AFL-CIO Seeks Partnership With GE's 'Neutron Jack'
Could "Neutron Jack" Welch be labor's partner? John Sweeney sees the CEO of General Electric, famed for cutting jobs and amassing profits, that way. Labor Notes has learned that Sweeney is quietly discussing with Welch the founding of a national "Economic Leadership Dialogue on Citizenship" between corporate executives and union officials, with himself and Welch as co- chairs.
Organized by the AFL-CIO's Corporate Affairs Department, the meetings between corporate leaders and union leaders are to be "private conversations," said department director Nancy Mills.
It is "unfortunate," Mills added, that word has gotten out about the proposed dialogue, which is still in its beginning stages. "The fact that they're meeting would not necessarily be private," Mills told Labor Notes. "But who's participating and the subject matter would be private until they decided it made sense to communicate it."
A letter written by Sweeney explains his rationale for the meetings. "The failure of American business and labor leaders to engage each other directly in a search for common purpose threatens to leave our nation a future that neither of us will proudly claim as our legacy to the next generation," it says. "I think we must take steps to avert that outcome."
The objectives of the dialogue include, Sweeney says, "deepening of the participants' understanding of the unities and differences between labor and business on issues related to our nation's strategic interests" and "a process between leaders of labor and leaders of business which will eventually be perceived as a legitimate and high-minded one by other significant stakeholders in the society."
What the meetings are not for, Sweeney says, is for executives to strengthen their collective bargaining relationships with their respective union counterparts.
One of the union leaders on board is Ed Fire, president of the International Union of Electronic Workers, which bargains with GE. Fire told Labor Notes that discussions with Welch had begun well over a year ago, but were put on hold because of contract talks in 1997. "Where we're at now, it's a question of arranging the schedules, making sure the bases are covered, who will serve on the committee," Fire said.
Welch was chosen as co-chair, said Fire, because "he epitomizes-- he's Mr. CEO, let's not kid ourselves. He and John [Sweeney], going back to the time when John was head of SEIU in New York, they worked together on some projects, there's mutual respect there.
"Let's face it: GE made $8.2 billion a year profit," Fire added. "He's got to be doing something right. My complaint is he's not sharing it with us."

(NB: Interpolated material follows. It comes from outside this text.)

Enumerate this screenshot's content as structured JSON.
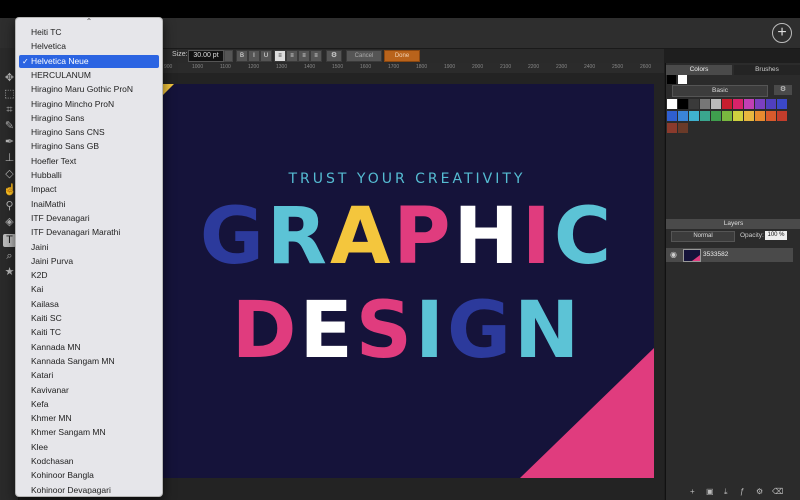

Welch is indeed lionized by his fellow execs for running the most profitable company in America. He is the subject of admiring profiles in business magazines, and is greeted with standing ovations at corporate get-togethers. Not all labor leaders are among his admirers, however.
"Someone should be the poster child of corporate greed in America--and there's no better candidate than Welch," said Jeff Crosby, president of an IUE local representing GE workers in Lynn, Massachusetts. "At GE they have a long-term, 45-year strategy of getting rid of the unions. Some committee's not going to change that."

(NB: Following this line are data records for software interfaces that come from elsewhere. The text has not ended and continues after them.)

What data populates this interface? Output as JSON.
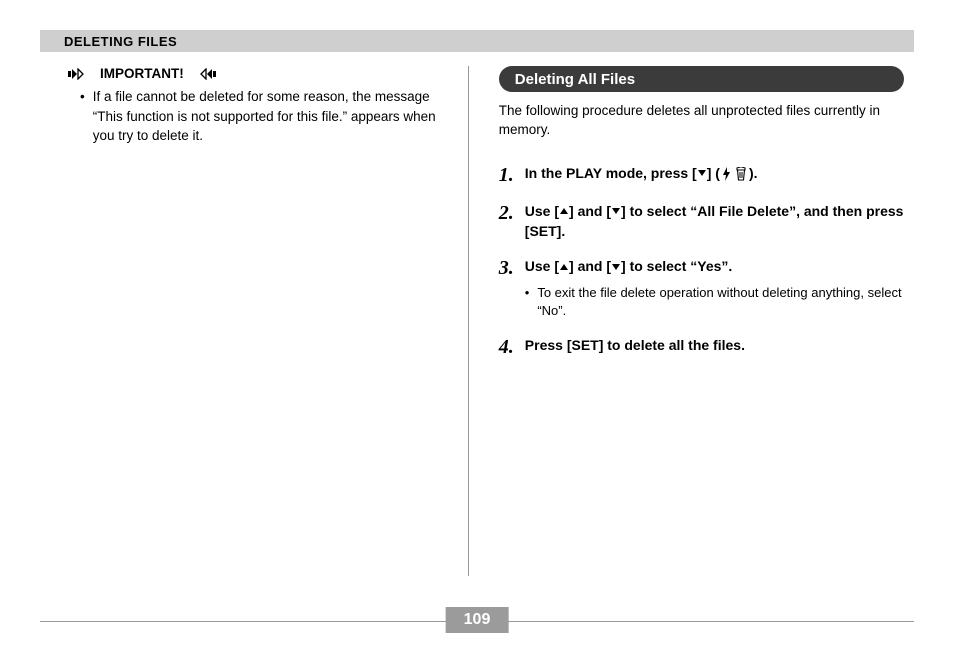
{
  "header": "DELETING FILES",
  "left": {
    "important_label": "IMPORTANT!",
    "bullet": "If a file cannot be deleted for some reason, the message “This function is not supported for this file.” appears when you try to delete it."
  },
  "right": {
    "section_title": "Deleting All Files",
    "intro": "The following procedure deletes all unprotected files currently in memory.",
    "steps": {
      "s1": {
        "num": "1.",
        "pre": "In the PLAY mode, press [",
        "mid": "] (",
        "post": ")."
      },
      "s2": {
        "num": "2.",
        "pre": "Use [",
        "mid1": "] and [",
        "mid2": "] to select “All File Delete”, and then press [SET]."
      },
      "s3": {
        "num": "3.",
        "pre": "Use [",
        "mid1": "] and [",
        "mid2": "] to select “Yes”.",
        "sub": "To exit the file delete operation without deleting anything, select “No”."
      },
      "s4": {
        "num": "4.",
        "text": "Press [SET] to delete all the files."
      }
    }
  },
  "page_number": "109"
}
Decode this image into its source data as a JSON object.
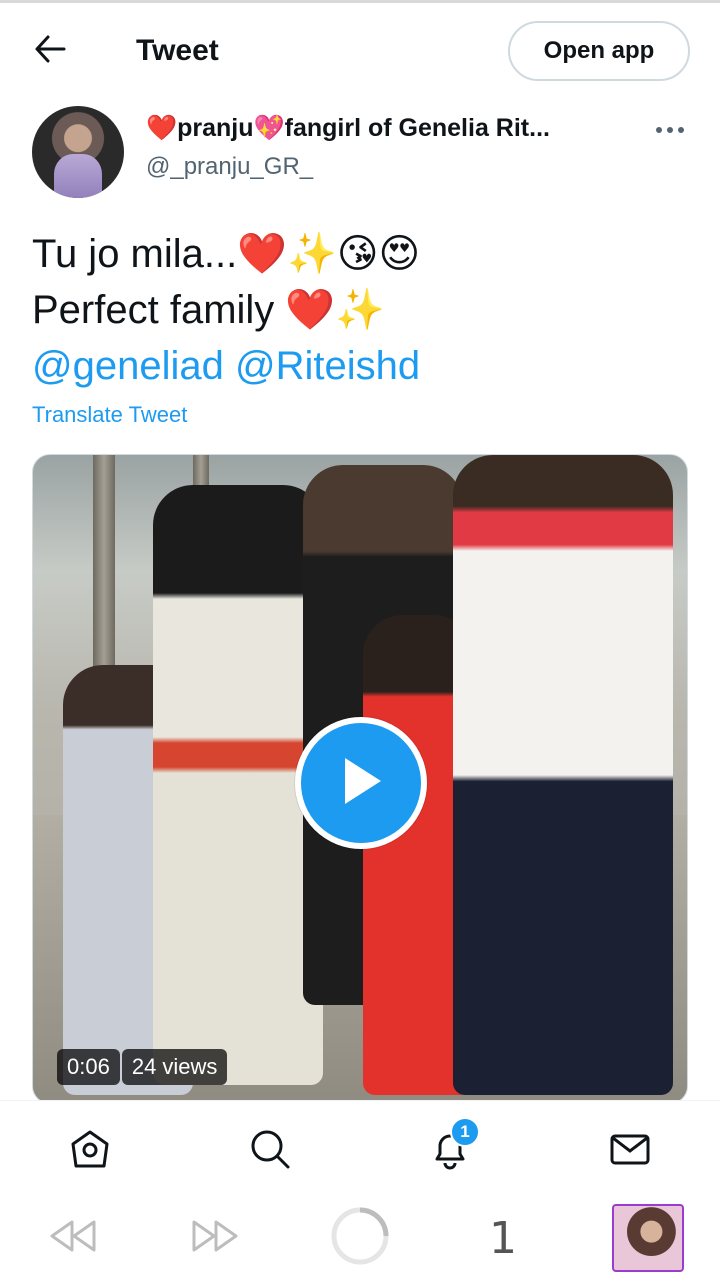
{
  "header": {
    "title": "Tweet",
    "open_app_label": "Open app"
  },
  "author": {
    "name": "❤️pranju💖fangirl of Genelia Rit...",
    "handle": "@_pranju_GR_"
  },
  "tweet": {
    "line1": "Tu jo mila...❤️✨😘😍",
    "line2": "Perfect family ❤️✨",
    "mentions": [
      "@geneliad",
      "@Riteishd"
    ],
    "translate_label": "Translate Tweet"
  },
  "media": {
    "duration": "0:06",
    "views": "24 views"
  },
  "nav": {
    "notification_count": "1"
  },
  "browser": {
    "tab_count": "1"
  },
  "colors": {
    "accent": "#1d9bf0",
    "text": "#0f1419",
    "secondary": "#536471"
  }
}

Steve Tormey of the United Electrical Workers, the second- largest union at GE after the IUE, tells of a gathering of GE managers last year. Welch told the group to be prepared to keep operating if the unions called a strike and vowed that GE would never agree to neutrality in union organizing drives. "We don't need some third party to give people voice," he said. The company has shown the videotape of Welch's remarks at various union plants.
According to Business Week, the union share of GE's U.S. employment has shrunk from 39 percent to 25 percent just since 1991. In 1998 alone, says Tormey, the company has made five major plant closings or transfers of work to non-union or Mexican plants.
As far as GE's "citizenship" is concerned: since 1985 the company has pleaded guilty or been convicted of defrauding the government three times, cheating taxpayers out of tens of millions of dollars in schemes that included bribes and overcharges. And, says Tormey, "GE is always the leader in terms of Superfund [toxic chemical] sites."
In July, EPA Administrator Carol Browner condemned GE for dumping a million tons of PCBs into the Hudson River, making it the largest Superfund cleanup site in the country. The company is trying to avoid paying hundreds of millions of dollars to clean up the area.
Days later, Welch basked in the media limelight as he and Hillary Clinton announced a $5 million GE contribution to restore Thomas Edison's "invention factory" in New Jersey.
Earlier this year, Richard Bensinger, then head of the AFL-CIO Organizing Department but since fired, announced plans for an ambitious, cross-union organizing drive at GE. "Bensinger was talking about $25 million, 50 organizers in Mexico," said Crosby. Those plans seem to have been shelved.